Whether you enter the Ligurian village of Portovenere via land or sea, it’s a captivating sight. Tall, narrow houses painted in pastel shades line the waterfront, restaurants and bars at their feet; brightly coloured fishing boats bob in the busy harbour; and in a commanding position on the hillside, high above the village, is the imposing 12th-century Andrea Doria castle.
At the end of the harbour’s mouth is Le Bocche, built into the rock beneath the Genoese Gothic church of San Pietro. The path to it has been trodden by many a famous foot: David and Victoria Beckham, Mick Hucknall and Roman Abramovich have all dined here after dropping anchor in the marina.
More often than not, it is warm and the sun is shining, so you can pull up a canvas chair |at one of the many tables on |the decked patio and enjoy a |delicious fish meal al fresco.
If the weather happens to |be unkind, the stylish interior of Le Bocche has floor-to-ceiling windows to ensure that nothing spoils the view.
Naturally, the à la carte menu is all incredibly fresh seafood, with just three meat dishes – two beef, one veal – to cater for those who aren’t fish fans.
Starters are split into “warm” and “raw” – the former including shrimps with yellow-pepper purée, red mullet with asparagus cream, and oyster gratin with herbs; the latter featuring oysters, marinated tuna with pistachio sauce, and sea-bass carpaccio with pine nuts.
Pasta can be taken as a starter, middle or main course, with the options ranging from the typical Ligurian trofie (small pasta twists made from chestnut flour) with red mullet and saffron, to lasagne with shrimps and clams, and penne with swordfish, rocket and almonds.
For the main event, there’s tuna with an anchovy and caper sauce or monkfish rolls with shrimps and aubergines. Or shellfish, selected from a tank.
Desserts might include a |pastry basket filled with Chantilly cream and seasonal berries, chocolate mousse, or a warm chocolate tart.Wines are all Italian, with a wide selection from Liguria.

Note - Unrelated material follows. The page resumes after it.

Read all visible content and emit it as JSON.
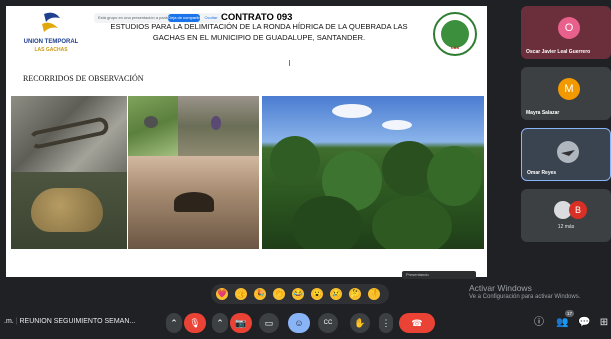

Le Bocche (which translates as “the mouth”) appropriately takes its name from the stretch of water separating the village of Portovenere from the small, |verdant island of Palmaria.
Little boats leave Portovenere and cross the azure Le Bocche to take visitors to the island, while other vessels – fishing boats, small passenger ferries, flashy motor cruisers and yachts – enter the narrow straits from the open sea and sail past into the harbour.
Looking inland, the masts |of hundreds of yachts in Portovenere harbour fill the view, and as evening draws in, the lights of the port city of La Spezia twinkle in the distance.
A three-course meal excluding drinks costs between ¤65-¤80 (£50-£62) per person. A glass of local wine costs €¤5 (£3.80).Le Bocche, Calata Doria, 102 |Portovenere, La Spezia, Liguria, Italy (00 39 0187 790622; www.|lebocche.it). Closed on Tuesdays.